Too many people with a learning disability enjoy second rate healthcare and services- in the past many have been let down by the system and the 1000 lives project was established to help avoid any more unnecessary suffering. Health professionals and families have developed better ways of working that all agencies are now expected to adhere to. These aim to ensure that staff and others have a better understanding of an individuals' needs. likes and dislikes and are better equipped to support their recovery.
The Welsh Government have supported NHS trusts across Wales to develop the 1000 Lives guide that aims to improve general hospital care of patients who have a learning disability
Amongst the many practical tips within the guidance is the 'Traffic Light' approach. This is a snapshot of simple information that gives a clear picture of what is important to a person. Apart from essential information on health issues and medication the documentation allows you to inform any care provider things that are unique and important to your relative, this can include routines, things that cause distress or anxiety and the best ways to communicate and care for an individual.
- Things you should know
- Things You Must Know
- Things that matter to me

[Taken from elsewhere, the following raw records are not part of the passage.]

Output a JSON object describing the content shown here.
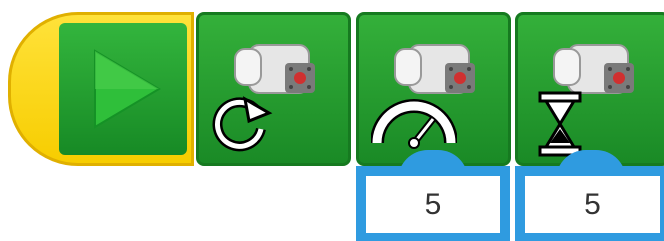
{
  "blocks": [
    {
      "id": "start",
      "icon": "play-icon"
    },
    {
      "id": "motor-on",
      "icon": "rotate-arrow-icon"
    },
    {
      "id": "motor-power",
      "icon": "speedometer-icon"
    },
    {
      "id": "motor-on-for",
      "icon": "hourglass-icon"
    }
  ],
  "params": {
    "power_value": "5",
    "time_value": "5"
  },
  "colors": {
    "start_yellow": "#f7cd00",
    "action_green": "#1a8a26",
    "param_blue": "#2f9be0"
  }
}
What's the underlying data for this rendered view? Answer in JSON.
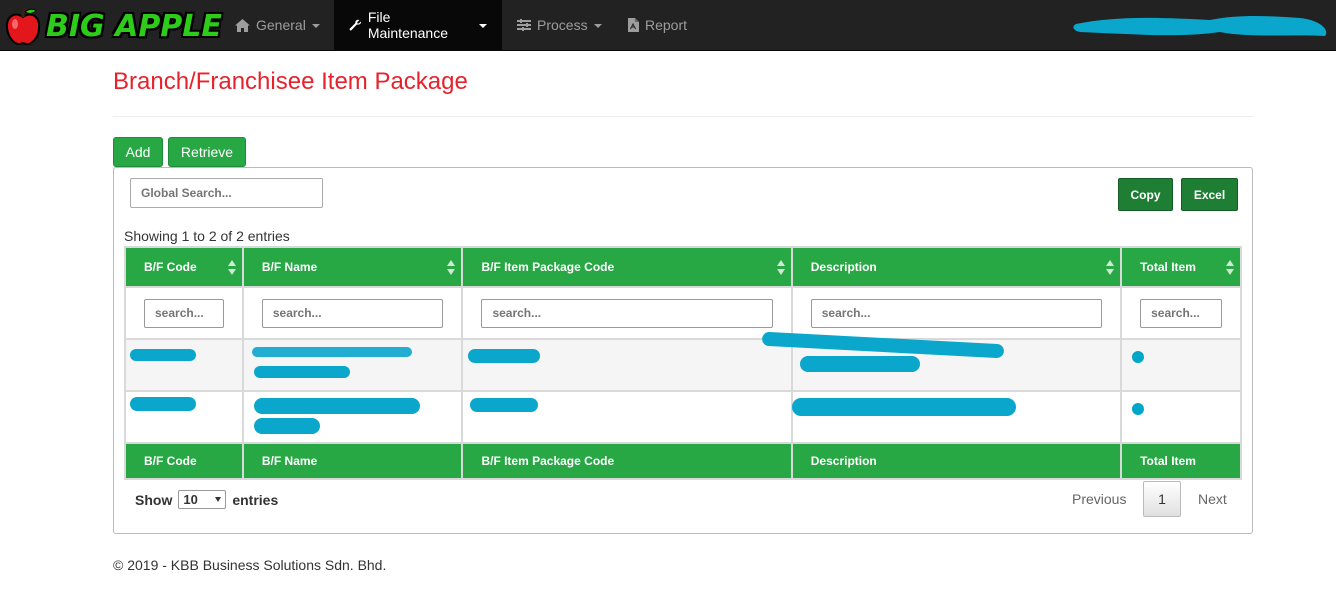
{
  "navbar": {
    "brand": "BIG APPLE",
    "items": [
      {
        "label": "General",
        "icon": "home-icon"
      },
      {
        "label": "File Maintenance",
        "icon": "wrench-icon"
      },
      {
        "label": "Process",
        "icon": "sliders-icon"
      },
      {
        "label": "Report",
        "icon": "pdf-file-icon"
      }
    ]
  },
  "page": {
    "title": "Branch/Franchisee Item Package",
    "add_label": "Add",
    "retrieve_label": "Retrieve"
  },
  "table_tools": {
    "global_search_placeholder": "Global Search...",
    "copy_label": "Copy",
    "excel_label": "Excel",
    "showing": "Showing 1 to 2 of 2 entries"
  },
  "table": {
    "columns": [
      "B/F Code",
      "B/F Name",
      "B/F Item Package Code",
      "Description",
      "Total Item"
    ],
    "search_placeholder": "search..."
  },
  "pagination": {
    "show_label": "Show",
    "entries_label": "entries",
    "page_size": "10",
    "previous": "Previous",
    "current": "1",
    "next": "Next"
  },
  "footer": {
    "text": "© 2019 - KBB Business Solutions Sdn. Bhd."
  },
  "colors": {
    "accent_green": "#28a745",
    "title_red": "#e8222c",
    "navbar_bg": "#222222",
    "redaction": "#0aa6cc"
  }
}
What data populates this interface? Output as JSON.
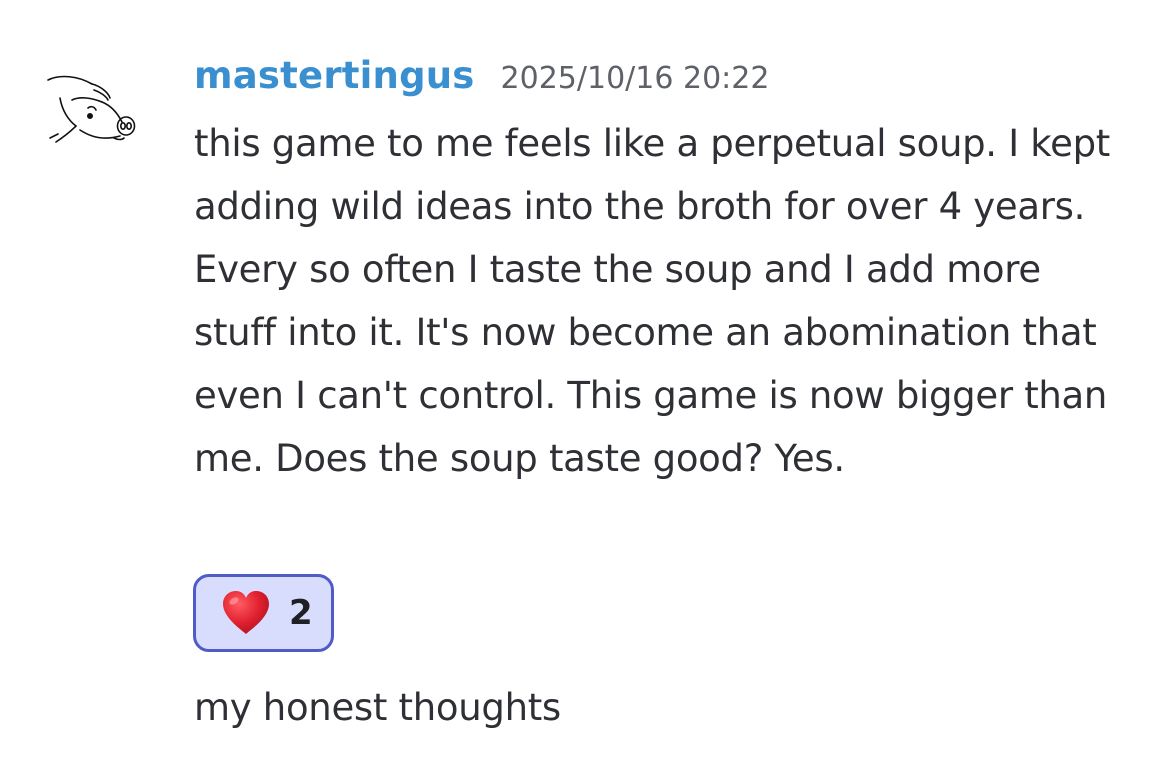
{
  "message": {
    "username": "mastertingus",
    "timestamp": "2025/10/16 20:22",
    "text": "this game to me feels like a perpetual soup. I kept adding wild ideas into the broth for over 4 years. Every so often I taste the soup and I add more stuff into it. It's now become an abomination that even I can't control. This game is now bigger than me. Does the soup taste good? Yes.",
    "avatar_icon": "pig-sketch-icon"
  },
  "reaction": {
    "emoji_icon": "red-heart-icon",
    "count": "2",
    "bg_color": "#d8ddfd",
    "border_color": "#4f5bc7"
  },
  "followup_message": {
    "text": "my honest thoughts"
  },
  "colors": {
    "username": "#3a8fd0",
    "timestamp": "#5e6167",
    "text": "#2e3035",
    "heart": "#e0202e"
  }
}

Raising a concern about Health Services
Putting Things Right
The NHS in Wales aims to provide the very best care and treatment and it is important that we welcome comments and learn from people’s experiences, good or bad. The vast majority of people are happy with the service they receive.
Sometimes though, things might not go as well as expected. When that happens, we need to look at what went wrong so we can try to make it better.
This information applies to you if:
- You are not happy with care or treatment provided by or for the NHS in Wales
- Or If you have any other concerns you think we should know about.
It tells you about the arrangements that will be in place from 1 April 2011 for looking into concerns.
What is a concern?
A concern is when you feel unhappy about any service provided by the NHS. By telling us about your concern, we can apologise to you, investigate and try to put things right. We will also learn lessons and improve services where they need to be better.
There are some things that we cannot deal with under the arrangements, such as:
- Private healthcare or treatment (including private dental treatment)
- A complaint which was made and investigated under the arrangements that were in place before 1 April 2011.
Who should I talk to about my concern?
If you feel able to do so, the best place to start is by talking to the staff who were involved with your care and treatment. They can try to sort out your concern immediately. If this doesn’t help or if you do not want to speak to staff who provided the service, then you can contact a member of the concerns team.
For concerns about health services, you will need to contact your Local Health Board or the relevant NHS Trust.
If you have a concern about services that you have received from your General Practitioner (GP), Dentist, Pharmacist or Optician you should normally ask the practice to look into it for you, but if you prefer, you can ask your Local Health Board to do so.
You can contact the concerns team by:
- Writing a letter
If you need help to tell us about your concern, please let us know, or contact your local Community Health Council (CHC). Your local CHC provides a free and independent advocacy service, which is able to help patients or the people acting for them to raise a concern. The CHC will offer advice and support, including putting you in touch
with specialist advocacy services if you need them. Your local CHC can be found below:
Who can raise a concern?
If this is something that has happened to you, you can raise the concern yourself. If you prefer, a carer, friend, relative or your local CHC can represent you, but you will be asked to agree to this.
How soon should I tell someone about my concern?
It is best to talk to someone about your concern as soon as possible after the problem happened but you can take up to 12 months to let us know. If a longer time has passed but there are good reasons for the delay, tell us anyway, as we may still be able to deal with your concern.
What happens next?
- Let you know that we have received your concern within 2 working days (weekends and bank holidays not included);
- At the same time, ask you if you have any particular needs that we should be aware of in dealing with your concern
- Also ask you how much you want to be involved and get your consent to accessing your health records, if this is needed
- Investigate your concern
- As part of the investigation, decide with you whether we need to get specialist advice (such as a clinical opinion) or other independent help with sorting out your concern
- Let you know what we have found and what we are going to do about it
- In most cases, let you have a final reply within 30 working days of the date when we first received your concern (weekends and bank holidays not included). If we can’t reply to you in that time, we will give you the reasons why and let you know when you can expect a reply.
Some cases might need further investigation under the Redress arrangements. Redress is a range of actions that can be taken to resolve a concern where the organisation might have been at fault in causing some harm. It can include a written apology and explanation of what happened, an offer of treatment/rehabilitation to help relieve the problem and/or financial compensation. If Redress may apply to your concern, we will let you know what this means in more detail.
What you should do if you are still unhappy
If your concern has been looked at by us and you are still not happy with our response, you can contact the Public Services Ombudsman for Wales.